Exercise description: From the records that follow, copy every line in which "title" appears.

Records to process:
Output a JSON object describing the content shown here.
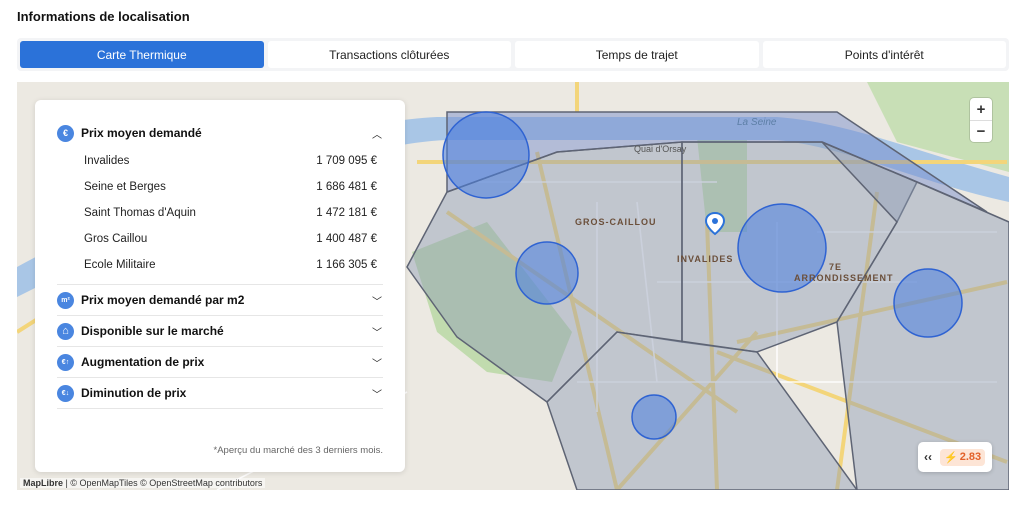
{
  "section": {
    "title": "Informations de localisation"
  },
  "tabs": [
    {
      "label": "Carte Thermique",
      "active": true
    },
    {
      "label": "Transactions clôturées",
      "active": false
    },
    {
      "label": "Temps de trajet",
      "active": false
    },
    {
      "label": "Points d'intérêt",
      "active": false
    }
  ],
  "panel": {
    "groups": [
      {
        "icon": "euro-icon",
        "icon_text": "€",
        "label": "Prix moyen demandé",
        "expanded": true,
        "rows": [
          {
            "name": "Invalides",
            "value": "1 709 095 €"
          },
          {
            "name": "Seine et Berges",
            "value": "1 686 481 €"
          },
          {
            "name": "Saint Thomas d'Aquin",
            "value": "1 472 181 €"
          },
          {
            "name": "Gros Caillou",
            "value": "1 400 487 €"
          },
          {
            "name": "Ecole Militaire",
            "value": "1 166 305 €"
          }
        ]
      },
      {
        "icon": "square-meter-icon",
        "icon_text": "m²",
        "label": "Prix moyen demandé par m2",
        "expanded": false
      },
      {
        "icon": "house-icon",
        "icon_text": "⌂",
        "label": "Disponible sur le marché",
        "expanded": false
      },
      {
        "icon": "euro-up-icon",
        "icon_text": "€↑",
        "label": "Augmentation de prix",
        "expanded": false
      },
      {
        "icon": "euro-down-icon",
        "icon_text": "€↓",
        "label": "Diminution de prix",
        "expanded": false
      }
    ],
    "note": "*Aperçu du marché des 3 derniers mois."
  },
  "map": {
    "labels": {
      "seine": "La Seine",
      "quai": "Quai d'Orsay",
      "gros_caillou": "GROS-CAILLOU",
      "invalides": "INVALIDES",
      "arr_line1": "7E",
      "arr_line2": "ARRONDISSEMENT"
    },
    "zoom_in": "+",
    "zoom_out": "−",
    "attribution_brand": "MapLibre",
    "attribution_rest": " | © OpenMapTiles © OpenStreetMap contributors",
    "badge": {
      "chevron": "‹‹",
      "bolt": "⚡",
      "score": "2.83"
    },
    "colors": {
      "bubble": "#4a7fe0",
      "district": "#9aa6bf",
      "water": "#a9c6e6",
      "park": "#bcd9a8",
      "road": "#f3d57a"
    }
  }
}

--

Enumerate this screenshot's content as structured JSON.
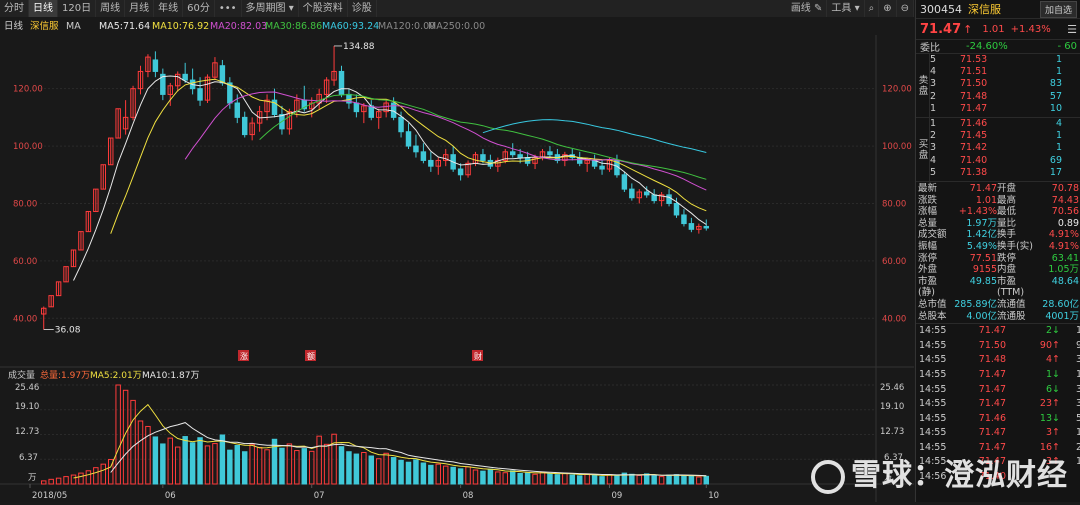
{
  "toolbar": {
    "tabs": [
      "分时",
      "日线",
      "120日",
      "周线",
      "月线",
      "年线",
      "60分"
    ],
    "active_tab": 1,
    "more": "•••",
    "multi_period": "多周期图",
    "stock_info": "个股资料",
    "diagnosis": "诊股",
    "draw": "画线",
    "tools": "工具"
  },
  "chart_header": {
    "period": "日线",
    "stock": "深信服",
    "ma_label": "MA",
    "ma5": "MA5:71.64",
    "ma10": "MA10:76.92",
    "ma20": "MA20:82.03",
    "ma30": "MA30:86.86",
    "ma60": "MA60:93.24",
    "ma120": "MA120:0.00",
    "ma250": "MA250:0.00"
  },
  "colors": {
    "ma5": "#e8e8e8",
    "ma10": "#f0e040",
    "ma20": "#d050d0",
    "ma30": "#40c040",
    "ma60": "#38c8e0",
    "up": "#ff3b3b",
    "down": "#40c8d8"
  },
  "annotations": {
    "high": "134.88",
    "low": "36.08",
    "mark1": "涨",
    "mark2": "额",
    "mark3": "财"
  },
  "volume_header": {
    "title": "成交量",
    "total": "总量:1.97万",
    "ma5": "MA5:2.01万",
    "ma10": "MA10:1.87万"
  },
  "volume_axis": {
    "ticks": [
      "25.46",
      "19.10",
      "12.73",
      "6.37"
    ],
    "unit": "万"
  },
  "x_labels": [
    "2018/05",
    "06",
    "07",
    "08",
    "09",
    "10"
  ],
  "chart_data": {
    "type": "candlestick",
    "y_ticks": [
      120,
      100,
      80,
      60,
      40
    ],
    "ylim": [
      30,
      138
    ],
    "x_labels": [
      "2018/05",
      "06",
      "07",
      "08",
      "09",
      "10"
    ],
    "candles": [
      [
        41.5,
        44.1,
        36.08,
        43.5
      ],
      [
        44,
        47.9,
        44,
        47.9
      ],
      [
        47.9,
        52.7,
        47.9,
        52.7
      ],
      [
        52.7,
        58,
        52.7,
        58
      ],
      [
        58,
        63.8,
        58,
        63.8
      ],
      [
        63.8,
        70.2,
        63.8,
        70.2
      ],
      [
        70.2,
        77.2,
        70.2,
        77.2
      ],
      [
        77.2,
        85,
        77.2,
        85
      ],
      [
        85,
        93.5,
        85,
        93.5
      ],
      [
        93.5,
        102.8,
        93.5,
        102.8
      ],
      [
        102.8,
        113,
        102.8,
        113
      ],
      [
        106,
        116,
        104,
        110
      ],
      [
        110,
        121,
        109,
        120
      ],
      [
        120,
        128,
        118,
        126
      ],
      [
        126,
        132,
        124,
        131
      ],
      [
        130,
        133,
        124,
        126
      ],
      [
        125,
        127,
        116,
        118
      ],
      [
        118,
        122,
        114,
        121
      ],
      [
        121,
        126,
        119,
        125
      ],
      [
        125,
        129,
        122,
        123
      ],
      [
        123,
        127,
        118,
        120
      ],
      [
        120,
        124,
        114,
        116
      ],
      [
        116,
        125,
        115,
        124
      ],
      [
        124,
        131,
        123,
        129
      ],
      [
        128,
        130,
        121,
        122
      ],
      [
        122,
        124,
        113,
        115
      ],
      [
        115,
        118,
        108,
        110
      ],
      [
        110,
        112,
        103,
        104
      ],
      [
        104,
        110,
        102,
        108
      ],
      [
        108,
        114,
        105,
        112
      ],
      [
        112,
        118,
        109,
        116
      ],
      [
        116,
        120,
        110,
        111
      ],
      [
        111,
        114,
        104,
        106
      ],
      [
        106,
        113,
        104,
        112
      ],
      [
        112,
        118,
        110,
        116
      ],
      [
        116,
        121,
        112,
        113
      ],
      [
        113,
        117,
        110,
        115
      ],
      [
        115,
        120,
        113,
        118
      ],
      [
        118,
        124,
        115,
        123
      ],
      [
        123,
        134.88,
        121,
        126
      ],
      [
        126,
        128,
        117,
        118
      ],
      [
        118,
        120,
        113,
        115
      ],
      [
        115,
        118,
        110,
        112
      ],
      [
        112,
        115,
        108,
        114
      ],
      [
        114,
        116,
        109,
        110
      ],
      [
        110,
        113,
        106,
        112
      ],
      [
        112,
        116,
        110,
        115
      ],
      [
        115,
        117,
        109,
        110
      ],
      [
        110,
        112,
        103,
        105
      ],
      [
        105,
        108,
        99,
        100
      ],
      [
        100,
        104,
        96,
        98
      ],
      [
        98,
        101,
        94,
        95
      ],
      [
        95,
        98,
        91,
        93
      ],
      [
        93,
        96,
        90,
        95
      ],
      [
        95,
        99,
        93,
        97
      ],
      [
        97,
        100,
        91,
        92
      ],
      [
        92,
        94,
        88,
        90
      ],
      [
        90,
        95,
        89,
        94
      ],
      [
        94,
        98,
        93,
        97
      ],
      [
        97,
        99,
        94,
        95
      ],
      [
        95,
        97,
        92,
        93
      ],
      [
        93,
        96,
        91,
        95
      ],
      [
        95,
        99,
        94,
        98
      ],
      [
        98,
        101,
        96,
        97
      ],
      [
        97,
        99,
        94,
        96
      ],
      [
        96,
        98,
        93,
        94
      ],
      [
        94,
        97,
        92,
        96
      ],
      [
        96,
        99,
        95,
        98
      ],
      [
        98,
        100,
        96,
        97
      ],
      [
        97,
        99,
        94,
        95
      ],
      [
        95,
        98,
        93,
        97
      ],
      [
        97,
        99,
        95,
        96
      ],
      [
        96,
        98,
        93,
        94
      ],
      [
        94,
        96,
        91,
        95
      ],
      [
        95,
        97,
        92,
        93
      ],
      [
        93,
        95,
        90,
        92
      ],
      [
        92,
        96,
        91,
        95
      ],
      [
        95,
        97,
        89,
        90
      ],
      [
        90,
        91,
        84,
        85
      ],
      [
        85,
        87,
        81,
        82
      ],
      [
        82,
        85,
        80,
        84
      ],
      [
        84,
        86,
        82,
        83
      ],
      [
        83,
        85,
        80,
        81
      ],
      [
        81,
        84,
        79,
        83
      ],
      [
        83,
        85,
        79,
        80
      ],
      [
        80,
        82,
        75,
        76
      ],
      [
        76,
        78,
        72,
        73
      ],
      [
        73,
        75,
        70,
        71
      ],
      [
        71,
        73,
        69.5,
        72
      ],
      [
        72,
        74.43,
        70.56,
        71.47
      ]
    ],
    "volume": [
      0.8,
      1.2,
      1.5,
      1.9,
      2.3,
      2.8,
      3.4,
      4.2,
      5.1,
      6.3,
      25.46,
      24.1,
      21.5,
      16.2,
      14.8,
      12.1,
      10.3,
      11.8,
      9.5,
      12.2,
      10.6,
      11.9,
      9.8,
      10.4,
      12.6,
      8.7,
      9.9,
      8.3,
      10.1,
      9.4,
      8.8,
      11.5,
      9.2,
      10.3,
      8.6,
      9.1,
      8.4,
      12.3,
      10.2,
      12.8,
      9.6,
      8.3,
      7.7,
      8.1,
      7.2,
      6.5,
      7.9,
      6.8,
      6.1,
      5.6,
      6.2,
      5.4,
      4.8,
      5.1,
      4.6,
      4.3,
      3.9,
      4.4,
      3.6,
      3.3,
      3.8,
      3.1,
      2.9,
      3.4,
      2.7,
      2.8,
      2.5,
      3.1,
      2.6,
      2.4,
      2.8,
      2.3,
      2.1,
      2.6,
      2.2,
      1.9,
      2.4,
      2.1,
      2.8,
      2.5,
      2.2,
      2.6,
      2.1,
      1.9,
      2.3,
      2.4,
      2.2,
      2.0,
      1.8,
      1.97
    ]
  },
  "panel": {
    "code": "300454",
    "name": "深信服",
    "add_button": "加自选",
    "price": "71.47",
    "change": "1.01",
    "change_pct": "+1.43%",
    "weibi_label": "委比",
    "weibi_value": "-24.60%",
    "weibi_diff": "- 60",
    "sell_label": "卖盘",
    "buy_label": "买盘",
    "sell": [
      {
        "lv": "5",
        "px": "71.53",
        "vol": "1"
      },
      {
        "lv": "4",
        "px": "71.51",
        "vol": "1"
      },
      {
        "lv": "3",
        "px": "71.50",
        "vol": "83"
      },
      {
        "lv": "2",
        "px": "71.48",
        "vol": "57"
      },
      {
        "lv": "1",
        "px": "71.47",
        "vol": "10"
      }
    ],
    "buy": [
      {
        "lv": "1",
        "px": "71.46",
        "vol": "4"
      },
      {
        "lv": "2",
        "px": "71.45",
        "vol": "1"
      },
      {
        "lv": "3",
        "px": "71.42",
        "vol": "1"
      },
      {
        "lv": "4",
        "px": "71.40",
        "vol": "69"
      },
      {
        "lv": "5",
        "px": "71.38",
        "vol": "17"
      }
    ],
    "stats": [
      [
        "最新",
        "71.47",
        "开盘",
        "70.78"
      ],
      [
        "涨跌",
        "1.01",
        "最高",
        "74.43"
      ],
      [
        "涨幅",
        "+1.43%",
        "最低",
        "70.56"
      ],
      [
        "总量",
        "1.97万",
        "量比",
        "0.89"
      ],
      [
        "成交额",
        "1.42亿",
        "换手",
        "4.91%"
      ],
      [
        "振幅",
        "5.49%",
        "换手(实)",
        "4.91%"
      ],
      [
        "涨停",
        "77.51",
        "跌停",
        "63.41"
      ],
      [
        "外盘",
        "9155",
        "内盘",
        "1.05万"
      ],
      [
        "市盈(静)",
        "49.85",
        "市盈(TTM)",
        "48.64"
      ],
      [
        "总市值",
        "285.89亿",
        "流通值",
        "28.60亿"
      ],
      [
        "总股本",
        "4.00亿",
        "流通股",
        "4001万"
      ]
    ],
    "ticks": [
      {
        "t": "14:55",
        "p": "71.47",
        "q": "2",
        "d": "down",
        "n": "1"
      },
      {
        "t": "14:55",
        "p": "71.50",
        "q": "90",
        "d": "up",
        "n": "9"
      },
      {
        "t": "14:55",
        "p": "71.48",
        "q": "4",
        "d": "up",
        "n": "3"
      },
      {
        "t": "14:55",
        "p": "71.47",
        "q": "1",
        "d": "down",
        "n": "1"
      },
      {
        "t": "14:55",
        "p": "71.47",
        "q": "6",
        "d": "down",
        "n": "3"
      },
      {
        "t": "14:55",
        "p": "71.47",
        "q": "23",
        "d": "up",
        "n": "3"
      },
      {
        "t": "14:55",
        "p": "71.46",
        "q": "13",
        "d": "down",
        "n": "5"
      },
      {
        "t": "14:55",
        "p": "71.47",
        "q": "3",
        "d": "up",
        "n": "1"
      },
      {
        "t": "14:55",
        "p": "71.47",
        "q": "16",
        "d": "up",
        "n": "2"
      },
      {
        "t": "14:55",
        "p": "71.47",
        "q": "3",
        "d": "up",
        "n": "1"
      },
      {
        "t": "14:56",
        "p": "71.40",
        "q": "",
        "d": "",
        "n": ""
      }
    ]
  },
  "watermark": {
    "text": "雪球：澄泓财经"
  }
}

Solved problem:
    "title": "Informations de localisation"
    "title": "成交量",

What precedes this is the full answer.